»»

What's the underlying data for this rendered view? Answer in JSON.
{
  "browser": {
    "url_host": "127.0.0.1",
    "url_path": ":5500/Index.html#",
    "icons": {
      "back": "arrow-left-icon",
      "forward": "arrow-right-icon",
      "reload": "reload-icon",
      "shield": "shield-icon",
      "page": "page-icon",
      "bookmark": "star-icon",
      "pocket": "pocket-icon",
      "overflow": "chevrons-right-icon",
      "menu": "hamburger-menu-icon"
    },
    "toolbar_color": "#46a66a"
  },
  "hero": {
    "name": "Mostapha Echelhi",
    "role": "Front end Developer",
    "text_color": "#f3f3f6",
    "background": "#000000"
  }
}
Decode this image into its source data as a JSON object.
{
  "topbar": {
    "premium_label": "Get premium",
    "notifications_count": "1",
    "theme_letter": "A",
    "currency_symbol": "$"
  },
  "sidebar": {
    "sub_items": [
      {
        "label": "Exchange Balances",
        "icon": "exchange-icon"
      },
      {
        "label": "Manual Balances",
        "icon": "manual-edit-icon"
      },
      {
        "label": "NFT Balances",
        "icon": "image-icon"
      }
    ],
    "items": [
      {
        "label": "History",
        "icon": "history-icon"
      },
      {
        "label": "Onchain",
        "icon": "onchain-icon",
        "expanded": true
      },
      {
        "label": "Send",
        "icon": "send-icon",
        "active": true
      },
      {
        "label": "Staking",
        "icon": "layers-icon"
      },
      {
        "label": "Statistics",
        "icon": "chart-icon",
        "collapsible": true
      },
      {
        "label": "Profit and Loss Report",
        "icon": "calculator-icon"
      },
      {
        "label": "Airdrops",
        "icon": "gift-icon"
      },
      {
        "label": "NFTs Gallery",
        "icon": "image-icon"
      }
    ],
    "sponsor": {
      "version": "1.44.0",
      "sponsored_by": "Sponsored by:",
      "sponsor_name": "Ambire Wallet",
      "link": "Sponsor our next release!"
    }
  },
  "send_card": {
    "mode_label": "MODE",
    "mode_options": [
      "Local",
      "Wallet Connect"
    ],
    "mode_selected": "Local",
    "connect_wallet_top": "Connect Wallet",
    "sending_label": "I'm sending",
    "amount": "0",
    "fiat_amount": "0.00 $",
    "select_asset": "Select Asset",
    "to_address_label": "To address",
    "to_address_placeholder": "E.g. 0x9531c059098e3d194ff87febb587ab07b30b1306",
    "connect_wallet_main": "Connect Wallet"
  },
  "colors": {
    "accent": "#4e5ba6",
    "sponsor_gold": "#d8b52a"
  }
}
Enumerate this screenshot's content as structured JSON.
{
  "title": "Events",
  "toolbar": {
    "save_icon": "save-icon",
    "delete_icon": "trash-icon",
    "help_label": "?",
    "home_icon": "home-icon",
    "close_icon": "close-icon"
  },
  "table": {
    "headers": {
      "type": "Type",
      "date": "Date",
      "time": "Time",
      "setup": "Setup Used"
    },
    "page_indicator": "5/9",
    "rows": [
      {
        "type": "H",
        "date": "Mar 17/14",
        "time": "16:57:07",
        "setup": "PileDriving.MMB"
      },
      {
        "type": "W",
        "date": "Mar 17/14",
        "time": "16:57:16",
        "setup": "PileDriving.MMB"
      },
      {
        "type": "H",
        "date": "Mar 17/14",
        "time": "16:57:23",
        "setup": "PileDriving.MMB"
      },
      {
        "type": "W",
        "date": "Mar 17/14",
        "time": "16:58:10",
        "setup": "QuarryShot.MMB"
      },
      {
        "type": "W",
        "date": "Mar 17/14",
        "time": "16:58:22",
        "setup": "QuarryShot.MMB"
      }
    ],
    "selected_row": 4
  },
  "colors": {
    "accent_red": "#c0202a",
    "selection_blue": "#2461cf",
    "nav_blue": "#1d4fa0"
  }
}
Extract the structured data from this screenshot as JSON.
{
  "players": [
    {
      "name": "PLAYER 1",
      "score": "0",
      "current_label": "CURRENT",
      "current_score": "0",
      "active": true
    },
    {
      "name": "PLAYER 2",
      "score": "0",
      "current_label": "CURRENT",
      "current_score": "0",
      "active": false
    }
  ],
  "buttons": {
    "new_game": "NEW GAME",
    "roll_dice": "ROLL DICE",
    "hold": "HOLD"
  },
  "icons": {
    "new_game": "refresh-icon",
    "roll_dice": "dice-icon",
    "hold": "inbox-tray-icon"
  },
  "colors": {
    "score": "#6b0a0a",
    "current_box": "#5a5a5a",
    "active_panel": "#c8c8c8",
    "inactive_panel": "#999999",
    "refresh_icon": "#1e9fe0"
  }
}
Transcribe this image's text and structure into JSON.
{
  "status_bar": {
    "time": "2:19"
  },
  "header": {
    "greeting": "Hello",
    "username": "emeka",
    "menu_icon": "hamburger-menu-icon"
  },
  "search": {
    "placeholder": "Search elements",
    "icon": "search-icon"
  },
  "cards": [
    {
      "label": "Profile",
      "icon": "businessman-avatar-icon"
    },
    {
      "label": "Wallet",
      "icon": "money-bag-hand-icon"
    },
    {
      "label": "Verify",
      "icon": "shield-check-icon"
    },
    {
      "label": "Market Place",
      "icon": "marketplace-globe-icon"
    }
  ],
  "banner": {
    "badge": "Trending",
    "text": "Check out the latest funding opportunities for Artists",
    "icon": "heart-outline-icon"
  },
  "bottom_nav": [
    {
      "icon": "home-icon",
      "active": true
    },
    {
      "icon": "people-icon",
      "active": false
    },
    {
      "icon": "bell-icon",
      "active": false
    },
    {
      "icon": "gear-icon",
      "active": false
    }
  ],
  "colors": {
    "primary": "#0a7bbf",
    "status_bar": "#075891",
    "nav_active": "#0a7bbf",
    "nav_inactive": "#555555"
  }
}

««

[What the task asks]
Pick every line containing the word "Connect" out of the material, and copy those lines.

[Answer for this exercise]
      "Wallet Connect"
    "connect_wallet_top": "Connect Wallet",
    "connect_wallet_main": "Connect Wallet"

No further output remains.